After leaving a treatment facility, early recovery can be a confusing and challenging time for many in recovery from addiction. They have to take the skills and healthy behavioral habits learned in treatment and practice them outside of a facility. In addition to maintaining these newly learned habits, they must also deal with the complications of managing stressors from work and personal relationships with family, friends, and co-workers.
Thankfully, there are many tools outside of the confines of treatment facilities to help individuals better cope with this transitionary period of early recovery. The recovery community is far-reaching, with local chapters of fellow addiction support groups meeting daily and weekly under the umbrella of organizations like Alcoholics Anonymous (AA), SMART Recovery, and Secular Organizations for Sobriety (SOS).
What Is a Sponsor?
For the uninitiated, a sponsor is a peer in recovery who steps up as a mentor for individuals in need of support. Newcomers to support groups are often encouraged to have a sponsor guide them through the process of group meetings, 12-steps, or other key elements of the program. Generally, this applies to those in the earliest stages of their recovery. Officially, sponsors are directly affiliated with AA’s recovery programs, but a sponsor could involve anyone who takes up the mantle of providing mentorship for a fellow peer. This can be particularly useful for individuals in early recovery.
Sponsors can be called upon in difficult times or offer a form of companionship in an otherwise isolating transitionary period. The most significant benefit for those in early recovery comes from seeking advice from an individual who has experience with an addictive disorder and actively working through their recovery. In the context of AA, sponsors generally will also help walk or guide recovery patients through working the 12-step program. Having a partner to assist and motivate patients through the 12-steps can be a great boon for the necessary ongoing treatment of recovery patients.
Benefits of Having a Sponsor in Your Corner
Whether peers choose to seek a sponsor is entirely up to them. There are a few outliers of extreme examples where some might not benefit from having a sponsor. However, these are generally isolated incidents, with most sponsors providing significant benefits to those in early recovery.
There are more drawbacks to not having a sponsor than there are from having one, and we would suggest that clients strongly consider choosing to have a sponsor once leaving rehab. Overall, those in early recovery will lack experience living a sober lifestyle which makes navigating early recovery alone difficult. Sponsors can have a lasting effect on their peers in maintaining their sobriety in the long term. Sponsors are by no means a replacement for therapists or all the amenities that a rehab facility previously provided them, but these individuals can provide a sense of camaraderie and be relied on in moments of crisis to listen and offer support.
Overall, choosing to have a sponsor is a critical tool in the recovery toolbox. There is no harm in trying out a relationship with a sponsor, only to decide later that the relationship is not working out. Aside from the immediate form of guidance that sponsors provide, another benefit of choosing a sponsor is that it serves the dual purpose of also helping to become more immersed in the local recovery community. Getting to know fellow peers through sponsorship can significantly increase a person’s involvement at a local chapter level, reducing the risk of isolation and depression that can occur in early recovery. Sponsorship can be a significant ice breaker for those in early recovery, helping to alleviate many social anxieties that will naturally be present in newfound sobriety.
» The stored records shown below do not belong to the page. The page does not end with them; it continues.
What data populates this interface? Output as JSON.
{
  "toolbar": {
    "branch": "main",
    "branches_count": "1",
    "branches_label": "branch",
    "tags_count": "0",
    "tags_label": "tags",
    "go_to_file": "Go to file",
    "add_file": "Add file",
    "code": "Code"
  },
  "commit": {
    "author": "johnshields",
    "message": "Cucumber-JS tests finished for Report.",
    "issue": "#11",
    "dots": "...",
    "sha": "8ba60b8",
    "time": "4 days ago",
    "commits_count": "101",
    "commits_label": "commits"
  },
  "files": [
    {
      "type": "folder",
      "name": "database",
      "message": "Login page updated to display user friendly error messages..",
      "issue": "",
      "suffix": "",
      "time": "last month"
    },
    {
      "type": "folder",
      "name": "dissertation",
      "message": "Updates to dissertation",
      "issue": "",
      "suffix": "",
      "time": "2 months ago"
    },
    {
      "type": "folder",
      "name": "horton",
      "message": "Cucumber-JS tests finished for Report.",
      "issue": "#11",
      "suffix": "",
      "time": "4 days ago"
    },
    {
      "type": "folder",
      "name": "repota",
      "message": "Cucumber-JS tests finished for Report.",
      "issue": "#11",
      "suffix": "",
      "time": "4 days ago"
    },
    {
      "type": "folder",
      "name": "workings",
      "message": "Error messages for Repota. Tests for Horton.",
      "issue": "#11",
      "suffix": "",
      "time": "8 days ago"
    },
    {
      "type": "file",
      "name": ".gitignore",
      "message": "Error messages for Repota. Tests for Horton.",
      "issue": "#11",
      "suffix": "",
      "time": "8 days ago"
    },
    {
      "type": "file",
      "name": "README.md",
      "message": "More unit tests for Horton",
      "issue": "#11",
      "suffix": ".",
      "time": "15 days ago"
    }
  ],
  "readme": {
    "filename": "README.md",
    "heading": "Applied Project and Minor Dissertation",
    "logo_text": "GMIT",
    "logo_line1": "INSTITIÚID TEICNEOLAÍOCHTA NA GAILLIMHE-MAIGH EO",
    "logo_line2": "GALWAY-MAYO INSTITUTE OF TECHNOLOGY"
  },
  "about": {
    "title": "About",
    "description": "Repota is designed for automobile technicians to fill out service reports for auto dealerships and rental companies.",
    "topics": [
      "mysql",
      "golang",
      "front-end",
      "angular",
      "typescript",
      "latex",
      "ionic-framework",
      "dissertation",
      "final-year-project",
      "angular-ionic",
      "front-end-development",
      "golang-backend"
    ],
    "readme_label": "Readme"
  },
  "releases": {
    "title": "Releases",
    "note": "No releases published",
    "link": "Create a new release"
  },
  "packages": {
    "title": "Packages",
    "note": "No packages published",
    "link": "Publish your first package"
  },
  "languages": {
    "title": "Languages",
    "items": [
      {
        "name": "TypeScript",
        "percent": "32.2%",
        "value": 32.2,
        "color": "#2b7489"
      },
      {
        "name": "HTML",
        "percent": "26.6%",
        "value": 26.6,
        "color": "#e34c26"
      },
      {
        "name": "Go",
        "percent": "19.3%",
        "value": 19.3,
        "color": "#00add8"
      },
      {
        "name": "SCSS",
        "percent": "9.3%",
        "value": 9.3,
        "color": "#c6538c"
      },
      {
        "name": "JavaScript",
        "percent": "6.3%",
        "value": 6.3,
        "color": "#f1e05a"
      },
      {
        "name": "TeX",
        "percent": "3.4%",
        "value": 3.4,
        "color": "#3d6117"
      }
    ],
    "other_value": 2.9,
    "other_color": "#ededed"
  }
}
How to Pick a Sponsor to Meet Your Recovery Needs
Those in early recovery should be choosy when it comes to sponsors as there is no rush to find one. They should also feel free to try out individual relationships and decline offers as there is no harm in deciding that sponsorship is not working. Everyone learns differently and will need different levels of support. This process can be similar to picking a therapist. Not only do clients need someone with who they are comfortable opening up to about their addiction, but they also need to find a sponsor who can speak from a position of authority. They should only consider a sponsor who has gone through the 12-step program and has maintained sobriety for over two years.
Addiction recovery is a lifelong process that can often prove difficult, especially in the early stages of recovery. Thankfully, recovery communities have grown to the extent that most recovery patients can receive free access to group meetings in their local area. With the help of support groups and fellow peers offering sponsorship, those in recovery can receive the ongoing support necessary to maintain long-term sobriety. If you or someone you love is struggling with addiction and needs professional help, Choice House has a dual-diagnosis treatment program. Located in the Boulder County area of Colorado, our treatment programs include a 90-day inpatient service, an intensive outpatient program, and a sober living campus. Our facilities are located close to the bustling city of Louisville, which allows participants in either our outpatient program or living at the sober living campus to transition back to work and social lives under the guidance of Choice House staff. For more information regarding Choice House facilities and treatment services, please give us a call at (303) 578-4977.